Cybercrimes are the hardest cases to detect and the toughest to crack, the police chief said yesterday, as figures showed technology crimes surged by 70 per cent last year despite the overall crime figure dropping to a 10-year low.
And only about 10 per cent of the hi-tech cases were resolved - a far cry from the overall crime detection rate of 43.2 per cent.
The rise in technology crime was fuelled by e-mail scams targeting businesses and extortions arising from racy video chats on the internet.
Commissioner of Police Andy Tsang Wai-hung said differences in jurisdictions' definitions of cybercrimes added to investigators' problems. "In Hong Kong, even the theft of points used by online gamers is considered an offence, but it may not be the same elsewhere," he said.
The police chief reeled off the data in his annual report as the force prepared to upgrade its technology crime division to a cybercrime investigation bureau led by a chief superintendent. The team numbers about 100 at the moment, but 75 more staff will be brought on board.
Tsang, however, warned that police could do little if the victims had not stored their data properly, or if overseas internet service providers and law enforcement agencies were unco-operative.

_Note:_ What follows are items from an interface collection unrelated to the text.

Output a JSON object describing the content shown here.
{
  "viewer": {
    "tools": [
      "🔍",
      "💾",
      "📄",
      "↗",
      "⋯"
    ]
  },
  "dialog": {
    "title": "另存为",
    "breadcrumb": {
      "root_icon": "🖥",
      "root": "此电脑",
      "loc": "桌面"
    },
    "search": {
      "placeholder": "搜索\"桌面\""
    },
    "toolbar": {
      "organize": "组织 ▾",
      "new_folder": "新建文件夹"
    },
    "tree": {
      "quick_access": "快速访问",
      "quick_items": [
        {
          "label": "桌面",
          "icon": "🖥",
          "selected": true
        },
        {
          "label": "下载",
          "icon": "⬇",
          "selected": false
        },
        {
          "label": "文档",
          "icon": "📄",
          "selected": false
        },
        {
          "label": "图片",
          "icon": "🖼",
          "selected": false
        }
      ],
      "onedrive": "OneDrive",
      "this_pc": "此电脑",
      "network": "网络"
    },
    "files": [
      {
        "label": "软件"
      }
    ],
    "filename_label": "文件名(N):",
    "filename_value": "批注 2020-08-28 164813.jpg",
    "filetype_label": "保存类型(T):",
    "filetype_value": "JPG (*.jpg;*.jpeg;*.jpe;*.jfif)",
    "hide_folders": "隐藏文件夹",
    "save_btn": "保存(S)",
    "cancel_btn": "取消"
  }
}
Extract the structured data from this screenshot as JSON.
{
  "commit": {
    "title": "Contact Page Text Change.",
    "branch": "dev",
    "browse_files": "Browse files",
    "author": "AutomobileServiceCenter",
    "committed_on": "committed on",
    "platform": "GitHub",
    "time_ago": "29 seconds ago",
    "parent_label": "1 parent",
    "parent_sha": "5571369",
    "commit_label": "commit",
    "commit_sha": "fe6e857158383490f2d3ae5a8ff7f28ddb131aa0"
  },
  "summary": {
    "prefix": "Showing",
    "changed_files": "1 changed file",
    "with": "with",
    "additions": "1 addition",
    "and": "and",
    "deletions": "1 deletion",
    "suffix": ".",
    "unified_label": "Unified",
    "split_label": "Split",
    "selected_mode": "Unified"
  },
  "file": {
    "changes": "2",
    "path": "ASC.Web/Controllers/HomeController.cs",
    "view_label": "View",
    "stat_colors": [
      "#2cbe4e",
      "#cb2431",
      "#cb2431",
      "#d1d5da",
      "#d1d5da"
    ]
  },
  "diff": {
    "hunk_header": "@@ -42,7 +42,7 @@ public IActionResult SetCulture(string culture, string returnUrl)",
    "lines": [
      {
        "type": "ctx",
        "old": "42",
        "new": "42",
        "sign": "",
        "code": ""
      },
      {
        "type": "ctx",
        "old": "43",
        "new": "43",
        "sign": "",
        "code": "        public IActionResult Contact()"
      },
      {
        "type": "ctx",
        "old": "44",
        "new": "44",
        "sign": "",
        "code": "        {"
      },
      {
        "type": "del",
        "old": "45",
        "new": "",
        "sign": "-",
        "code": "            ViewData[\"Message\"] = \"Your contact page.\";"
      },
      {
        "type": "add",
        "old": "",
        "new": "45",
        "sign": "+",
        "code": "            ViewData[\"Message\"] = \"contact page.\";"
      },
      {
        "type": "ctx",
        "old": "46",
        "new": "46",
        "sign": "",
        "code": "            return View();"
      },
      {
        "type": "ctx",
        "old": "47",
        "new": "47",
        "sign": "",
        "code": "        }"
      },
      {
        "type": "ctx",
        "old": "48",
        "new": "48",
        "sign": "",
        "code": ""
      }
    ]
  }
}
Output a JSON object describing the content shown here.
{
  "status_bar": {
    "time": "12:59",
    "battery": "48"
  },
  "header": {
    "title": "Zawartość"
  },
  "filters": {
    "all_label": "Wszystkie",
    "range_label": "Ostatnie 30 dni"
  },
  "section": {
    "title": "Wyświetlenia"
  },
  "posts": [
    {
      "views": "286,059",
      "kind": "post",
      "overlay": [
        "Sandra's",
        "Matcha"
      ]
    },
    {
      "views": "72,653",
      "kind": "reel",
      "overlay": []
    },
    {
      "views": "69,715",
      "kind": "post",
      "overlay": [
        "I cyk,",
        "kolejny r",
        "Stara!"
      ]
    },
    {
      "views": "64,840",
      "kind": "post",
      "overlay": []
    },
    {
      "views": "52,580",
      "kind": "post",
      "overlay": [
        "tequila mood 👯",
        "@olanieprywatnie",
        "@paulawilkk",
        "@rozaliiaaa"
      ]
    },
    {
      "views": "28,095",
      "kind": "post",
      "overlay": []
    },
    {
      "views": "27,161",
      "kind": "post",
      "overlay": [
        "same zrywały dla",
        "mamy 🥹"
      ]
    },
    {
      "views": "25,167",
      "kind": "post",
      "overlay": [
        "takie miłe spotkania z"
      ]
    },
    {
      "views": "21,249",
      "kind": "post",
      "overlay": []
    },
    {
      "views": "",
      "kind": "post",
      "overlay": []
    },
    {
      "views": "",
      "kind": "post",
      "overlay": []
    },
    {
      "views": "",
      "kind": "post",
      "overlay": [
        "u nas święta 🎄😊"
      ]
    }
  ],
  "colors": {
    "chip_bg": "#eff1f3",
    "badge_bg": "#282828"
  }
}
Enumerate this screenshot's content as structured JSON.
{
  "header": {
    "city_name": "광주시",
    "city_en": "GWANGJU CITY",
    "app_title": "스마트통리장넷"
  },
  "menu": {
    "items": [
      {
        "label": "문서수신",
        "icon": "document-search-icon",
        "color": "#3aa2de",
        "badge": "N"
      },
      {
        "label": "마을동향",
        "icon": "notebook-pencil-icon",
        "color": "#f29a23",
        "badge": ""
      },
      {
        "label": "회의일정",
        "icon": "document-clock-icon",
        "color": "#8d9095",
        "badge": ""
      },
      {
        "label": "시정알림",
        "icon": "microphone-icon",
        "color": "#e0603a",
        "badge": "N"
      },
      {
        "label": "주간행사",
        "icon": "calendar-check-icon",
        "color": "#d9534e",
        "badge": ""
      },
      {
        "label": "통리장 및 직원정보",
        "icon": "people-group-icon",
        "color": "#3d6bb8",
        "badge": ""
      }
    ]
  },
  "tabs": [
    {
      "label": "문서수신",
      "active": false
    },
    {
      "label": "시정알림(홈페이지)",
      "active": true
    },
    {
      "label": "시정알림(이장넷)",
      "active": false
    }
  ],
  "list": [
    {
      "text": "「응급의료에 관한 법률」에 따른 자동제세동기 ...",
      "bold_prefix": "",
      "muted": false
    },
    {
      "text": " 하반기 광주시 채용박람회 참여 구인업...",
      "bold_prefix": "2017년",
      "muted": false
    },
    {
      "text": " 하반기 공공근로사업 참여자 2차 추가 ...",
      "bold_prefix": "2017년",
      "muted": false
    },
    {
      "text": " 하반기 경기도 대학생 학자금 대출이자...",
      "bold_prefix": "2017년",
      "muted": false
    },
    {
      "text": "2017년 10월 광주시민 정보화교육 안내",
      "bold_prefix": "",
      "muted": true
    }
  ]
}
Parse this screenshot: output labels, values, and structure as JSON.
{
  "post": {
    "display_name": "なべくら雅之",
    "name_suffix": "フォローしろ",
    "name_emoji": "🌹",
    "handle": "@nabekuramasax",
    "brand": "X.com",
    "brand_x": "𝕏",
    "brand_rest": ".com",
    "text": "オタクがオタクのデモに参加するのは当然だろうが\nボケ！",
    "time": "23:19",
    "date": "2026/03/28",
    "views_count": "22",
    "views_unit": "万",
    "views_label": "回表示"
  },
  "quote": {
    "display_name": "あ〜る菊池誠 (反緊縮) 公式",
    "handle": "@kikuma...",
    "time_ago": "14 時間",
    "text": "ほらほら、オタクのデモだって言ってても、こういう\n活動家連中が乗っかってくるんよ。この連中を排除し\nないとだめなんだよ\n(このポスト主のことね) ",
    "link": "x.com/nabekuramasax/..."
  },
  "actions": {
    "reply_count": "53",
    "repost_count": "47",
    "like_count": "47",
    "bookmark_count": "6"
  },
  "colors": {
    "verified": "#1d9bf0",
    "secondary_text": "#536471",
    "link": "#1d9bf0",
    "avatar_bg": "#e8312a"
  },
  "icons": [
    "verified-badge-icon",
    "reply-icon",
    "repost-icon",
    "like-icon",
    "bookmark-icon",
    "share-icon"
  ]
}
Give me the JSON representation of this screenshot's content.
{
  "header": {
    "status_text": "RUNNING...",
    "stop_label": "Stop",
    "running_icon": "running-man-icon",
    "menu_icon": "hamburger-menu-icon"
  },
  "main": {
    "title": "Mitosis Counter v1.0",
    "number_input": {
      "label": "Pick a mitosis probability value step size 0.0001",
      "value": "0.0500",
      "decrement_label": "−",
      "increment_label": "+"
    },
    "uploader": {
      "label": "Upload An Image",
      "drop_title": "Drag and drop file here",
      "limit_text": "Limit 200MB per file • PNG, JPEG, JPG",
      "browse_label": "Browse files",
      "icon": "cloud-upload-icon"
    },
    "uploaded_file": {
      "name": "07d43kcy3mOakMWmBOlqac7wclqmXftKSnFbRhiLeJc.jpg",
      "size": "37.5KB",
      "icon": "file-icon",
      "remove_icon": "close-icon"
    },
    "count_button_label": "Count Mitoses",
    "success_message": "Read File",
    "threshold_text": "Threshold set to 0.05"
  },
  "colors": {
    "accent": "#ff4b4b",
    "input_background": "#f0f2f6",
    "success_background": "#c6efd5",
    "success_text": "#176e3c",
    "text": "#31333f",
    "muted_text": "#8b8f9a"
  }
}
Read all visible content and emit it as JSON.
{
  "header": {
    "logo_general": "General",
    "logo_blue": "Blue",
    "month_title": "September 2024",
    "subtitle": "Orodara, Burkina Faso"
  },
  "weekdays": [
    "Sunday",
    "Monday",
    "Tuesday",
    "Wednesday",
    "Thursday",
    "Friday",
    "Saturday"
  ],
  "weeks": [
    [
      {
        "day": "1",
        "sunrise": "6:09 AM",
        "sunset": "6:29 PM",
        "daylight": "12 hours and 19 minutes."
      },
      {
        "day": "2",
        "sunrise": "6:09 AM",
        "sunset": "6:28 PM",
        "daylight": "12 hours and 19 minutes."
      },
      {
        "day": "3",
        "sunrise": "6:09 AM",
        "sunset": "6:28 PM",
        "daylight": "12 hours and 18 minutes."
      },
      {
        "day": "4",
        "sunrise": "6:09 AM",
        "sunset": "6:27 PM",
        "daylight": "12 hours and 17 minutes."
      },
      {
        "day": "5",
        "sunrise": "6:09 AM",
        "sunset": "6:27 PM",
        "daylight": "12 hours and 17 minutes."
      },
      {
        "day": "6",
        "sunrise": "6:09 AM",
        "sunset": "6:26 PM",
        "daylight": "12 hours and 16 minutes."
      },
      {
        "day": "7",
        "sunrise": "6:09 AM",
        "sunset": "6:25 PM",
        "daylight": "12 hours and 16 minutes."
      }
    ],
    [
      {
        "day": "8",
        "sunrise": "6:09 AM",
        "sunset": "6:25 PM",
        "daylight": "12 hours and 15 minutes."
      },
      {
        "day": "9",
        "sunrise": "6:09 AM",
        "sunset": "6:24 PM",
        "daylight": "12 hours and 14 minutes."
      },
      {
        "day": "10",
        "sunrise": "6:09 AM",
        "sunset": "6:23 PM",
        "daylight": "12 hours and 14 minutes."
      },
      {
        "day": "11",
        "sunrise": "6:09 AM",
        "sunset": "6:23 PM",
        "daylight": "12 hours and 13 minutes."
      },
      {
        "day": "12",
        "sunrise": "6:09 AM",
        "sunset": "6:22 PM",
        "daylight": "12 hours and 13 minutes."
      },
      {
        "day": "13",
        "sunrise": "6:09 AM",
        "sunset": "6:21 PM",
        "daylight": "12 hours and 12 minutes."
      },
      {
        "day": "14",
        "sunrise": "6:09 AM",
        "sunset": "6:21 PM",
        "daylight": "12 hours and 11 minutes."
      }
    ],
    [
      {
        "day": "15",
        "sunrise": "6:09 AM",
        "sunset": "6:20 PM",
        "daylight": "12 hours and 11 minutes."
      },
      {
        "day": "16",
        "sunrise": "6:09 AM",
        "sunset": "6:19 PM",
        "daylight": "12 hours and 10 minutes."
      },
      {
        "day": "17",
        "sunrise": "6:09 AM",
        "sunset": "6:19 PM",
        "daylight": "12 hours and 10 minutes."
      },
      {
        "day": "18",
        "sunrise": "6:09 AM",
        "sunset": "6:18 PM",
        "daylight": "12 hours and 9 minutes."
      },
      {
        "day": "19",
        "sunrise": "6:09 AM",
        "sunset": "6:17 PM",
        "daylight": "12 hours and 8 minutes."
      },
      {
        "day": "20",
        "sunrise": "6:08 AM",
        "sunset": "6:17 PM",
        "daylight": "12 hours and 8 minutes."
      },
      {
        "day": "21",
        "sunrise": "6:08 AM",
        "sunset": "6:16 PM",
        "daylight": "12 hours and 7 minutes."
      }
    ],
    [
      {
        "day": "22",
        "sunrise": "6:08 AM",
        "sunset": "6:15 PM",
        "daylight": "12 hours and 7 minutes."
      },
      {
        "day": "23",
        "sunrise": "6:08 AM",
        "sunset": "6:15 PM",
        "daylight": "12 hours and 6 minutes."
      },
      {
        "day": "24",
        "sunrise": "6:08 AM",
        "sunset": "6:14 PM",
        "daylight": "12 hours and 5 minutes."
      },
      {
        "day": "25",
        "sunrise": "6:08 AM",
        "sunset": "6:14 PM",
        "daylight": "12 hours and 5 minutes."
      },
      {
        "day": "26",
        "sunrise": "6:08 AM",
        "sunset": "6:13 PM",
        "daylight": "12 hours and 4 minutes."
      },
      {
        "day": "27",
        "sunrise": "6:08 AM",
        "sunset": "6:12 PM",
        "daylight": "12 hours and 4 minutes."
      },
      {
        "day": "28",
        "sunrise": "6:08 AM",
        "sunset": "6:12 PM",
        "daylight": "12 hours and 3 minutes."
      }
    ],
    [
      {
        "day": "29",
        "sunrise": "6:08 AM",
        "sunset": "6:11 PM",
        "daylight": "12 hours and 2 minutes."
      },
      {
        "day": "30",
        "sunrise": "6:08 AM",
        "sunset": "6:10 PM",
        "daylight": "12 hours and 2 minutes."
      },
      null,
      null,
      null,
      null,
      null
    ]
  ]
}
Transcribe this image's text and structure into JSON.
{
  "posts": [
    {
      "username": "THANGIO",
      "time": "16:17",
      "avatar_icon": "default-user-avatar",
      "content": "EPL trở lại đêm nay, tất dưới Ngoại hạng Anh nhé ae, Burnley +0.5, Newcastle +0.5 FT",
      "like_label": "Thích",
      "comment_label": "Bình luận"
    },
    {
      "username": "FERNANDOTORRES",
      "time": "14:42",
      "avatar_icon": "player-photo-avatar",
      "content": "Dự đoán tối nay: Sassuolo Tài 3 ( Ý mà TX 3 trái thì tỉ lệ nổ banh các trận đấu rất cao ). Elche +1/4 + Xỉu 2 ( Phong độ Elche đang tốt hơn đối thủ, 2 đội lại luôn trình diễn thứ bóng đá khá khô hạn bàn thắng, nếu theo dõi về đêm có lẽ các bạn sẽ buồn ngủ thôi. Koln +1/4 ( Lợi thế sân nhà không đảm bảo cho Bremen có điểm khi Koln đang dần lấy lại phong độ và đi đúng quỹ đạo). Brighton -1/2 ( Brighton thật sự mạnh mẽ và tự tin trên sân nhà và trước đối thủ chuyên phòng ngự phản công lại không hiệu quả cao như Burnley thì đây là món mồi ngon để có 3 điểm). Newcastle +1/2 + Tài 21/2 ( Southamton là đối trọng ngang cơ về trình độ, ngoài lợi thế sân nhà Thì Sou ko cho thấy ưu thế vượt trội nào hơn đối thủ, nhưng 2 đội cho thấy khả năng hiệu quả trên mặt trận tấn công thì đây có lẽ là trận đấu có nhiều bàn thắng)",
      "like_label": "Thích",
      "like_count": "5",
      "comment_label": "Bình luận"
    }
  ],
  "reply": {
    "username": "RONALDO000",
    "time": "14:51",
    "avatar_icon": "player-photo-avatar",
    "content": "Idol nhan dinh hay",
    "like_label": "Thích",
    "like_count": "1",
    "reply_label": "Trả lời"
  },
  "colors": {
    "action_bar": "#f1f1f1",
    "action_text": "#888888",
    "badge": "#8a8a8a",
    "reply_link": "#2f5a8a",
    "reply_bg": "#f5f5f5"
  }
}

This year, the police would also intensify efforts against drug trafficking by young people, he said, after the number of those aged between 10 and 15 arrested for such offences doubled to 95 last year, from 52 in 2012.
Technology crimes, mainly involving online scams, increased to 5,133 cases last year from 3,015 in 2012.
Total monetary losses almost quadrupled, from HK$238 million to about HK$863 million.
Fraudsters out to con companies through e-mail deception saw the biggest rise among all online scams, totalling 1,153 reports and HK$760 million in losses.
Tsang said there were only 430 such cases in 2012, involving HK$180 million in losses.
"One of the most common ways companies fall victim to such scams is when staff fail to verify e-mails from supposedly regular business partners and follow scammers' instructions, making payments to scammers' bank accounts," deputy commissioner for operations Stephen Lo Wai-chung said.
Blackmail reports rose 150 per cent to 733 cases, largely due to a sevenfold rise in "sextortions" - in which victims were blackmailed over recordings of steamy online video chats with crooks overseas. The money was mostly transferred to the Philippines.
Last year saw 477 such reports, compared with just 60 in 2012. No arrests have been made.
Other crimes that increased year on year included homicide, deception and drug offences, although the overall crime figure - at 72,917 cases - was the lowest in a decade, Tsang said.
Homicide cases would have dropped if the 39 deaths resulting from the 2012 Lamma ferry tragedy had not last year been ruled victims of homicide, he said.
Burglaries were at their lowest since 1971, falling by 641 cases to 3,573. Robberies also decreased by 116 cases to 500. No firearms were used in any of the incidents.